Input data START
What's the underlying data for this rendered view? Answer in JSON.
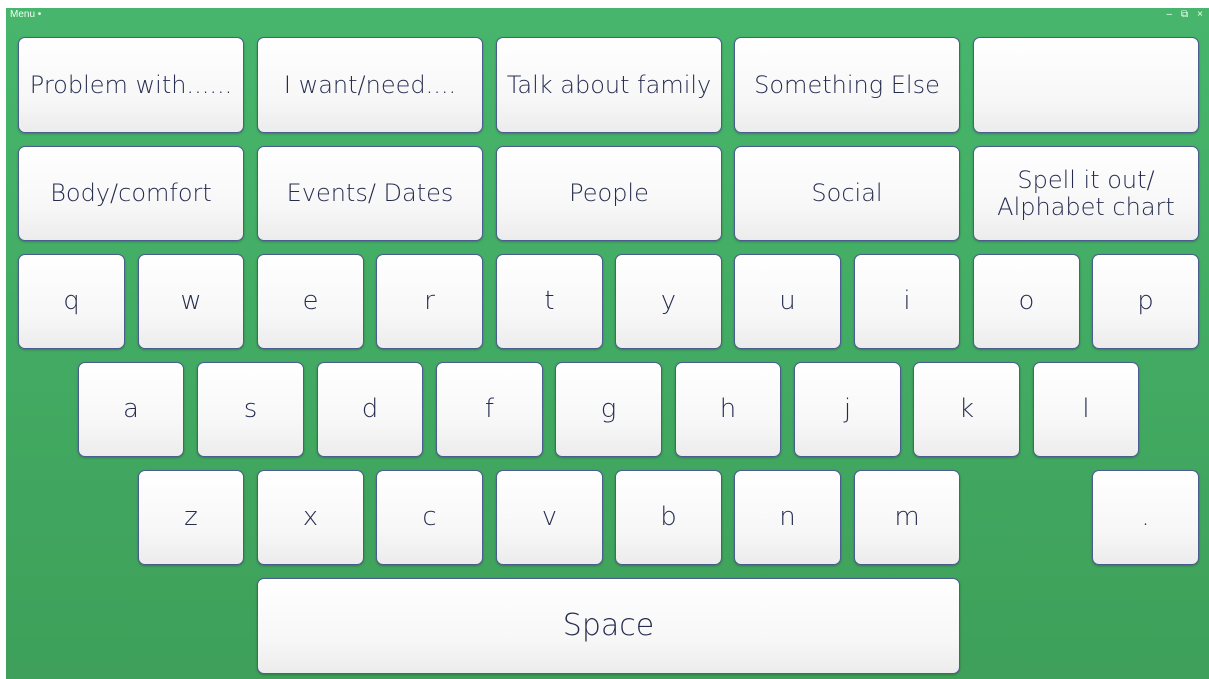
{
  "titlebar": {
    "menu_label": "Menu •",
    "minimize_glyph": "–",
    "restore_glyph": "⧉",
    "close_glyph": "×"
  },
  "phrases": {
    "row1": [
      "Problem with......",
      "I want/need....",
      "Talk about family",
      "Something Else",
      ""
    ],
    "row2": [
      "Body/comfort",
      "Events/ Dates",
      "People",
      "Social",
      "Spell it out/\nAlphabet chart"
    ]
  },
  "keyboard": {
    "row1": [
      "q",
      "w",
      "e",
      "r",
      "t",
      "y",
      "u",
      "i",
      "o",
      "p"
    ],
    "row2": [
      "a",
      "s",
      "d",
      "f",
      "g",
      "h",
      "j",
      "k",
      "l"
    ],
    "row3": [
      "z",
      "x",
      "c",
      "v",
      "b",
      "n",
      "m"
    ],
    "period": ".",
    "space": "Space"
  },
  "colors": {
    "background_top": "#47b66c",
    "background_bottom": "#3ea05a",
    "key_text": "#262c4f",
    "key_border": "#4b5c8f"
  }
}
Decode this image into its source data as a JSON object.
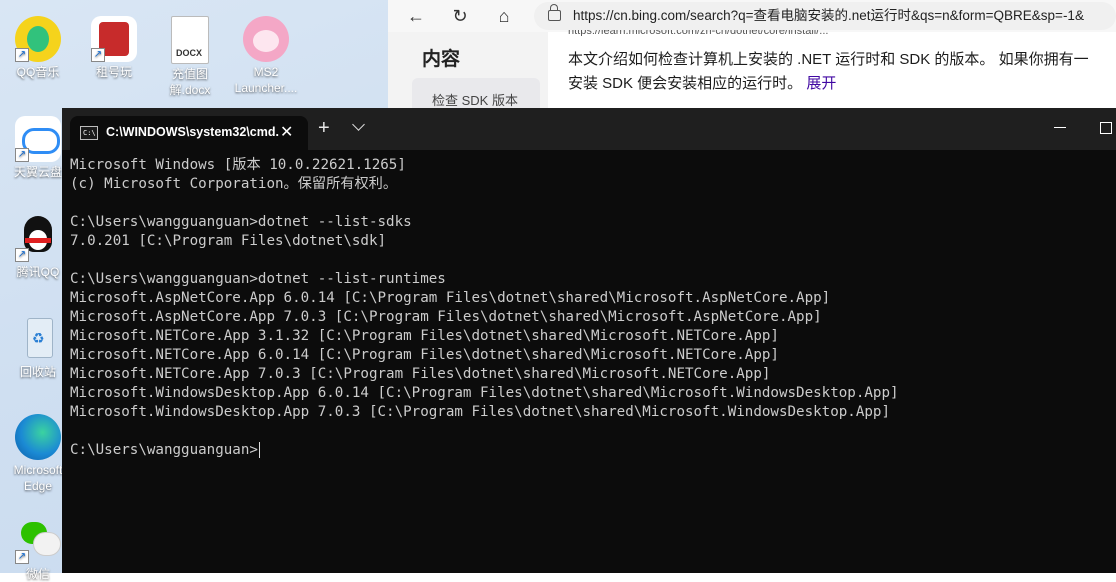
{
  "desktop": {
    "icons": [
      {
        "label": "QQ音乐",
        "icon": "qq-music-icon",
        "color": "#31c27c"
      },
      {
        "label": "租号玩",
        "icon": "zuhaowan-icon",
        "color": "#d02b2b"
      },
      {
        "label": "充值图解.docx",
        "icon": "docx-file-icon",
        "color": "#ffffff"
      },
      {
        "label": "MS2 Launcher....",
        "icon": "ms2-launcher-icon",
        "color": "#f4a7c6"
      },
      {
        "label": "天翼云盘",
        "icon": "cloud-drive-icon",
        "color": "#2f8df5"
      },
      {
        "label": "腾讯QQ",
        "icon": "qq-penguin-icon",
        "color": "#111111"
      },
      {
        "label": "回收站",
        "icon": "recycle-bin-icon",
        "color": "#e3edf6"
      },
      {
        "label": "Microsoft Edge",
        "icon": "edge-icon",
        "color": "#1b8ad4"
      },
      {
        "label": "微信",
        "icon": "wechat-icon",
        "color": "#2dc100"
      }
    ]
  },
  "browser": {
    "url": "https://cn.bing.com/search?q=查看电脑安装的.net运行时&qs=n&form=QBRE&sp=-1&",
    "toc_title": "内容",
    "toc_item": "检查 SDK 版本",
    "cut_url": "https://learn.microsoft.com/zh-cn/dotnet/core/install/...",
    "summary_line1": "本文介绍如何检查计算机上安装的 .NET 运行时和 SDK 的版本。 如果你拥有一",
    "summary_line2": "安装 SDK 便会安装相应的运行时。",
    "expand": "展开"
  },
  "terminal": {
    "tab_title": "C:\\WINDOWS\\system32\\cmd.",
    "tab_close": "✕",
    "new_tab": "+",
    "lines": [
      "Microsoft Windows [版本 10.0.22621.1265]",
      "(c) Microsoft Corporation。保留所有权利。",
      "",
      "C:\\Users\\wangguanguan>dotnet --list-sdks",
      "7.0.201 [C:\\Program Files\\dotnet\\sdk]",
      "",
      "C:\\Users\\wangguanguan>dotnet --list-runtimes",
      "Microsoft.AspNetCore.App 6.0.14 [C:\\Program Files\\dotnet\\shared\\Microsoft.AspNetCore.App]",
      "Microsoft.AspNetCore.App 7.0.3 [C:\\Program Files\\dotnet\\shared\\Microsoft.AspNetCore.App]",
      "Microsoft.NETCore.App 3.1.32 [C:\\Program Files\\dotnet\\shared\\Microsoft.NETCore.App]",
      "Microsoft.NETCore.App 6.0.14 [C:\\Program Files\\dotnet\\shared\\Microsoft.NETCore.App]",
      "Microsoft.NETCore.App 7.0.3 [C:\\Program Files\\dotnet\\shared\\Microsoft.NETCore.App]",
      "Microsoft.WindowsDesktop.App 6.0.14 [C:\\Program Files\\dotnet\\shared\\Microsoft.WindowsDesktop.App]",
      "Microsoft.WindowsDesktop.App 7.0.3 [C:\\Program Files\\dotnet\\shared\\Microsoft.WindowsDesktop.App]",
      "",
      "C:\\Users\\wangguanguan>"
    ]
  }
}
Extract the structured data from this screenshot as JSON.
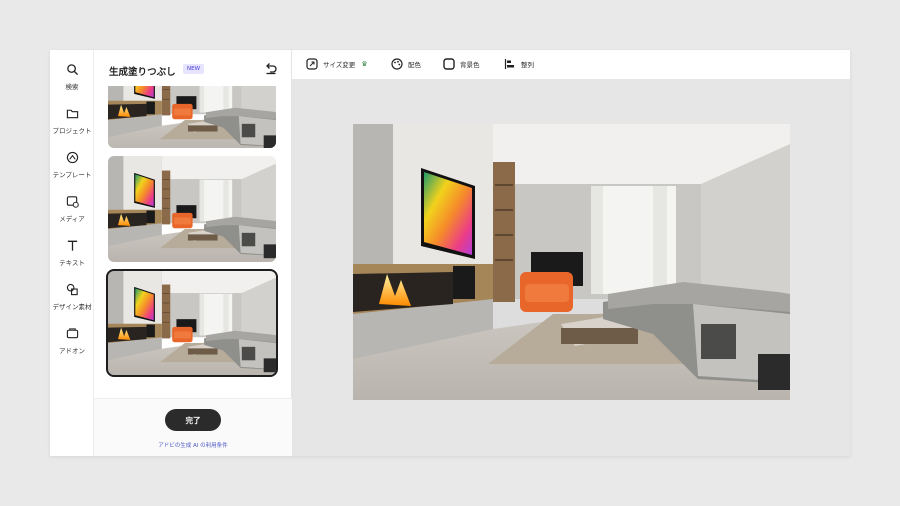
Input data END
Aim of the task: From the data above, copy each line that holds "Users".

Result for this exercise:
      "C:\\Users\\wangguanguan>dotnet --list-sdks",
      "C:\\Users\\wangguanguan>dotnet --list-runtimes",
      "C:\\Users\\wangguanguan>"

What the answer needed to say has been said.